(Dataset excerpts)

__________

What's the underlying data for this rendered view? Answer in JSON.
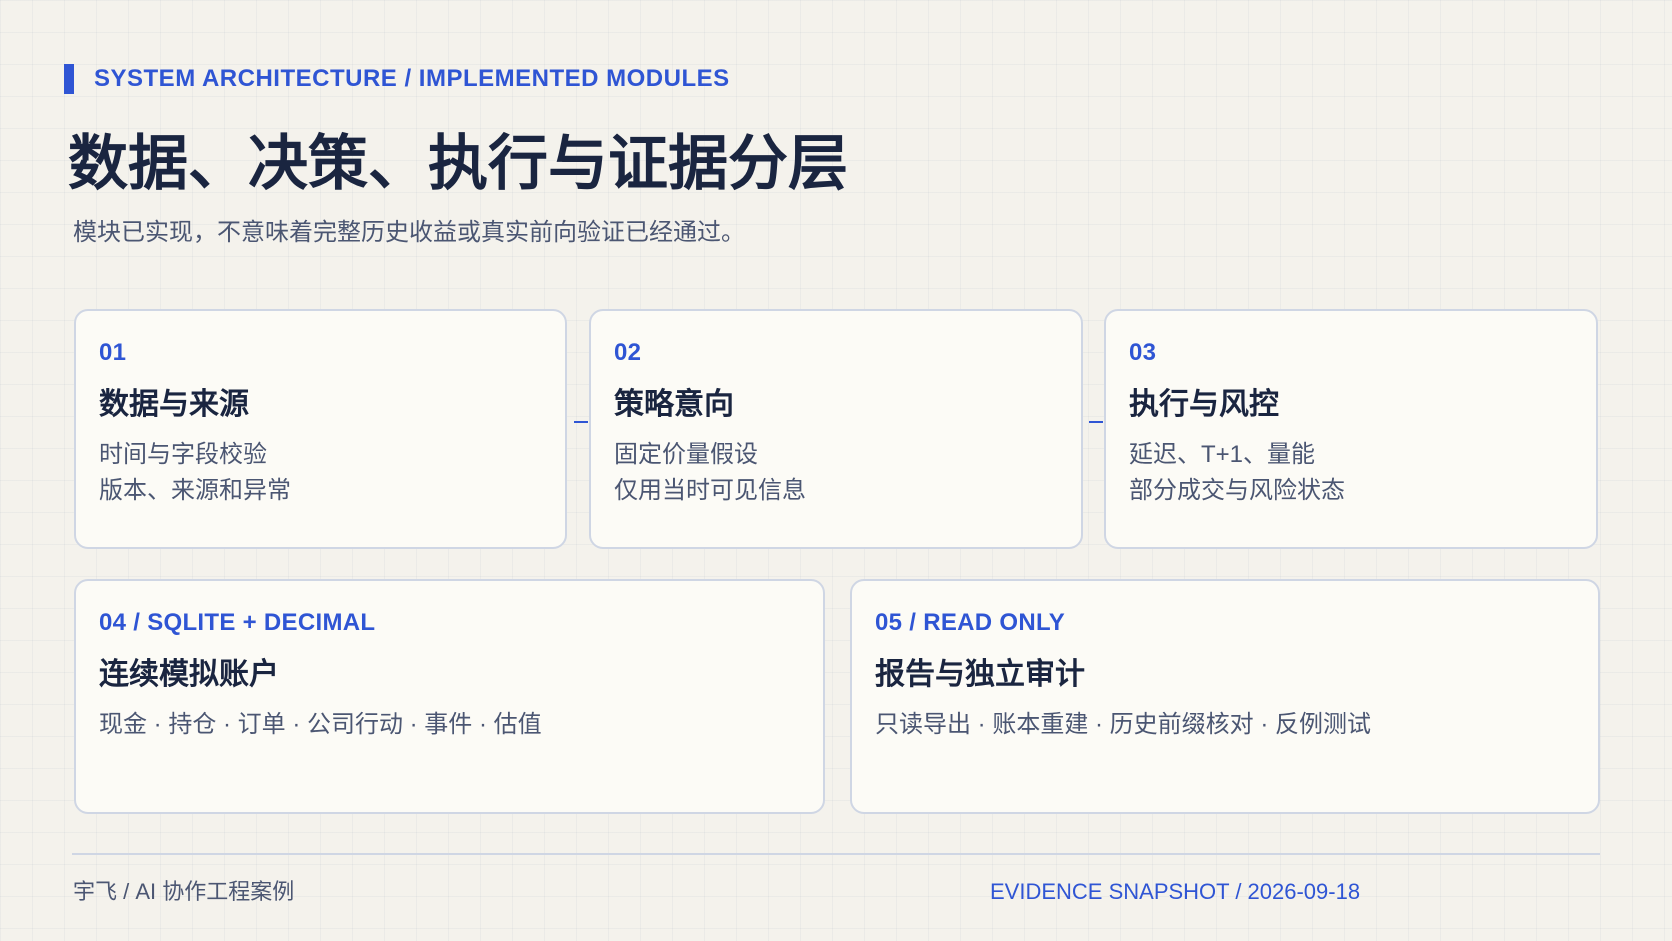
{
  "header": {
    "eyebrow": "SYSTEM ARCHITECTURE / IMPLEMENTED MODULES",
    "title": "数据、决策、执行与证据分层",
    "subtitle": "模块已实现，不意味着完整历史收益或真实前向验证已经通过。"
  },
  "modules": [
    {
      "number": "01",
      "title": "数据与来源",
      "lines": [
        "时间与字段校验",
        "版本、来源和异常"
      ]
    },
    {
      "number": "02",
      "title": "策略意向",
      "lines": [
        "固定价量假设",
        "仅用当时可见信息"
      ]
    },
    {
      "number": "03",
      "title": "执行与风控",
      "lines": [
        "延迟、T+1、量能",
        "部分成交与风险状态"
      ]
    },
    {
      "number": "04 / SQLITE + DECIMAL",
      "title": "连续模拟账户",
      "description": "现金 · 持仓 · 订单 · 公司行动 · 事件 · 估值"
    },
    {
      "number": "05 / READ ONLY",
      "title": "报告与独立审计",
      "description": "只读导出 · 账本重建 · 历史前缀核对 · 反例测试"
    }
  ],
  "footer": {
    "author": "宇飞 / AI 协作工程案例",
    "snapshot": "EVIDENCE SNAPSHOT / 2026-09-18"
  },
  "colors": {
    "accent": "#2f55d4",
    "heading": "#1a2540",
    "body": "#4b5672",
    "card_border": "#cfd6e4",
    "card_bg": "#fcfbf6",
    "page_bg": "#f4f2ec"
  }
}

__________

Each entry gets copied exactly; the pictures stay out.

THE ANSWER
What's the underlying data for this rendered view? Answer in JSON.
{
  "header": {
    "eyebrow": "SYSTEM ARCHITECTURE / IMPLEMENTED MODULES",
    "title": "数据、决策、执行与证据分层",
    "subtitle": "模块已实现，不意味着完整历史收益或真实前向验证已经通过。"
  },
  "modules": [
    {
      "number": "01",
      "title": "数据与来源",
      "lines": [
        "时间与字段校验",
        "版本、来源和异常"
      ]
    },
    {
      "number": "02",
      "title": "策略意向",
      "lines": [
        "固定价量假设",
        "仅用当时可见信息"
      ]
    },
    {
      "number": "03",
      "title": "执行与风控",
      "lines": [
        "延迟、T+1、量能",
        "部分成交与风险状态"
      ]
    },
    {
      "number": "04 / SQLITE + DECIMAL",
      "title": "连续模拟账户",
      "description": "现金 · 持仓 · 订单 · 公司行动 · 事件 · 估值"
    },
    {
      "number": "05 / READ ONLY",
      "title": "报告与独立审计",
      "description": "只读导出 · 账本重建 · 历史前缀核对 · 反例测试"
    }
  ],
  "footer": {
    "author": "宇飞 / AI 协作工程案例",
    "snapshot": "EVIDENCE SNAPSHOT / 2026-09-18"
  },
  "colors": {
    "accent": "#2f55d4",
    "heading": "#1a2540",
    "body": "#4b5672",
    "card_border": "#cfd6e4",
    "card_bg": "#fcfbf6",
    "page_bg": "#f4f2ec"
  }
}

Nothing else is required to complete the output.